• [YOUR OBJECTIVE] Reproduce the records below exactly, leaving their images out.

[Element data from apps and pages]
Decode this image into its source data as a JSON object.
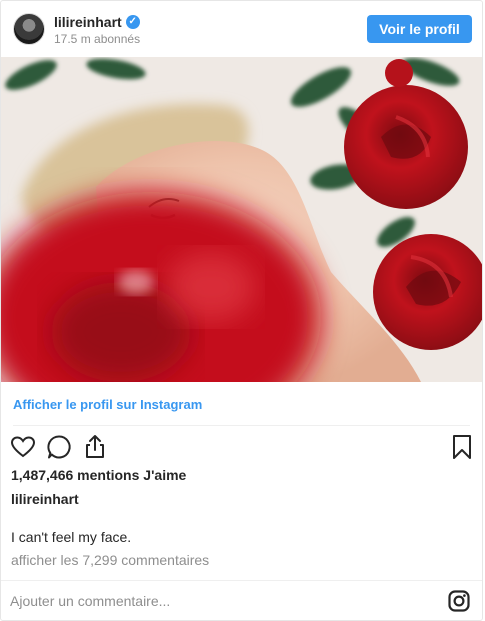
{
  "header": {
    "username": "lilireinhart",
    "verified_mark": "✓",
    "followers": "17.5 m abonnés",
    "profile_button": "Voir le profil"
  },
  "post": {
    "instagram_link": "Afficher le profil sur Instagram",
    "likes": "1,487,466 mentions J'aime",
    "caption_user": "lilireinhart",
    "caption": "I can't feel my face.",
    "comments_link": "afficher les 7,299 commentaires"
  },
  "footer": {
    "comment_placeholder": "Ajouter un commentaire..."
  },
  "icons": [
    "avatar",
    "verified-badge-icon",
    "heart-icon",
    "comment-icon",
    "share-icon",
    "bookmark-icon",
    "instagram-logo-icon"
  ],
  "colors": {
    "accent": "#3897f0",
    "text": "#262626",
    "muted": "#8e8e8e",
    "rose": "#c0121c"
  }
}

• [REPLY]
Decode this image into its source data as a JSON object.
{
  "header": {
    "username": "lilireinhart",
    "verified_mark": "✓",
    "followers": "17.5 m abonnés",
    "profile_button": "Voir le profil"
  },
  "post": {
    "instagram_link": "Afficher le profil sur Instagram",
    "likes": "1,487,466 mentions J'aime",
    "caption_user": "lilireinhart",
    "caption": "I can't feel my face.",
    "comments_link": "afficher les 7,299 commentaires"
  },
  "footer": {
    "comment_placeholder": "Ajouter un commentaire..."
  },
  "icons": [
    "avatar",
    "verified-badge-icon",
    "heart-icon",
    "comment-icon",
    "share-icon",
    "bookmark-icon",
    "instagram-logo-icon"
  ],
  "colors": {
    "accent": "#3897f0",
    "text": "#262626",
    "muted": "#8e8e8e",
    "rose": "#c0121c"
  }
}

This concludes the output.